there has got to be better ways to make a statement.. (like Kommandos Project; http://kommandos.blogspot.com/ )

Ingrid

Frederick said...

I simply have to disagree with your assessment of third parties. I'm convinced Barack will win, he is the better candidate, thusly I'd rather help a third party try to meet the threshhold.

Dusty said...

Excellent points..I am crossposting this at Sirens Diva. :)

DivaJood said...

DK, we might be twins separated at birth, except I was not a twin. I do think I still vote my conscience, but it is tempered by broader analysis. What a great way to put it. And what I've come to really respect about Obama is that this is exactly how he works. He is quite good at bringing people together to build for the greater good.

TUA, we have tremendous say in who the front runners are. Unfortunately, the majority of people are apathetic and don't bother to vote. They don't bother to read. And not to decide is a decision.

Ingrid, thanks for coming by. Again, I think it is more about voter apathy and the American prediliction to not pay attention to anything thoughtful. The majority of Americans really define the lowest common denominator. I would urge you to apply for citizenship regardless of who wins, because I believe that every thoughtful voice counts.

Frederick, this is exactly why I said that while I disagree with you, and you with me, I do respect your choice. However, in my opinion, the best way to pursue real independence is to work within the system to change it. So if that means creating a viable third party, I would go for it. But in my experience, all third party candidates I have seen so far have been pretty marginal and unacceptible choices. Ron Paul? He's very right wing, with only his anti-war position going for him.

Dusty, thank you! I always forget. You should send me a daily kick in the pants saying "Sirens. Post at Sirens."

robin andrea said...

Excellent and logical, just the way I like a good point made.

DivaJood said...

Robin, thank you. I rarely follow logic, so that's a real compliment.

Steve Bates said...

Thank you, Diva Jood, for spreading a much-needed conversation to a wider variety of participants. Thanks to you, Frederick and Fallenmonk, I've seen discussions of approaches to voting on several blogs now. That has to be a good thing!

D.K. Raed said...

Diva, we "might be twins separated at birth" except I am not blond, nor do I have orgasmic lips! OK, sorry to diverge from the discussion, I just couldn't resist.

And thanks for the link to Steve Bates' excellent post! I can't believe it would lose him any friends. A no vote is a vote for McCain, just the same as the most rabid irrational replicant republican who automatically touches anything on the voting screen with an (R) after its name.

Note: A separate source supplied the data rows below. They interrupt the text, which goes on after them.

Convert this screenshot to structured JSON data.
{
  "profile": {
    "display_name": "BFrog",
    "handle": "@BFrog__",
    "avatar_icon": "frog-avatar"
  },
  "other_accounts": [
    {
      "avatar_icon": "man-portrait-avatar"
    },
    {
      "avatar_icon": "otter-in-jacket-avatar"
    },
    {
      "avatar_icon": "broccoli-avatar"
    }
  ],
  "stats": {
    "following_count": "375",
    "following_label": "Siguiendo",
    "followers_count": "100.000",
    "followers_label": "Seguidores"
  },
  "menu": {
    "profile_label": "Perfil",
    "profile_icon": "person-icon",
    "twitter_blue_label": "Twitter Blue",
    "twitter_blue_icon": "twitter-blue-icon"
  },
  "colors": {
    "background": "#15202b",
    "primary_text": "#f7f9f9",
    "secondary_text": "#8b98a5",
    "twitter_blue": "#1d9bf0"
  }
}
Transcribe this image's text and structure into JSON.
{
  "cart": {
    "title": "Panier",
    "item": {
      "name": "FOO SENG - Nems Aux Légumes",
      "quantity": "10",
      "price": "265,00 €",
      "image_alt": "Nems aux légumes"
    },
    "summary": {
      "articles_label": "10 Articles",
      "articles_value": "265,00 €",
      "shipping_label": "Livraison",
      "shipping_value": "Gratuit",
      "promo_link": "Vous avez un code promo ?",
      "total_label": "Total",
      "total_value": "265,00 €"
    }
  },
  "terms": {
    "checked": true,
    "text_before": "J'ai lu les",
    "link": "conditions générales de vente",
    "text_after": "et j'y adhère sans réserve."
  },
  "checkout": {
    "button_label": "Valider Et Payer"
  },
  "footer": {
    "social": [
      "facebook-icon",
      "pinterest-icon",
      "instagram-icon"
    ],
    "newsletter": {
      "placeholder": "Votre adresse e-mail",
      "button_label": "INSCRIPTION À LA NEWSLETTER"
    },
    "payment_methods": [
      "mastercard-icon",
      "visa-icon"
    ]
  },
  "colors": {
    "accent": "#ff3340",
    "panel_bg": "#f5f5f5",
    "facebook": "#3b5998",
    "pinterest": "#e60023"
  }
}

If a viable 3rd party were going to make a run at the presidency this year, they would've already emerged & be fronting candidates & getting on each state's ballots. My everlasting thanks to Ross Perot for keeping H.W. from a 2nd term aside, I think the last 3rd party challenge with any chance of success was Teddy R with his Bullmoose Party and even that failed. Still, if the past is any indication of the future, we will get a viable 3rd party one day -- otherwise we'd still be voting for whigs & tories.

DivaJood said...

Steve, your post was the most sensible argument for not voting 3rd party or sitting it out that I've ever read. So of course I wanted to link it and refer people to you.

DK, I might not be blond anymore either, but only my hairdresser knows. Yes, a viable 3rd party will eventually evolve - it has to - but frankly, over the years all we've been offered are marginal candidates and a guy with Dumbo ears (yes, Perot kept GHW Bush from a second term, but still.)(Several years ago, I was visiting a friend in Dallas who took me past Perot's house - the gates had the letters RP in gold but the way they were written mimicked his ears. We also drove past Mary Kay's house, which was pink.)

Fran said...

Hmmmm what can I say here that has not already been said? How could a dem vote for McCain? A war monger? Seriously?

DivaJood said...

Fran, extremely prejudiced people will not vote for him.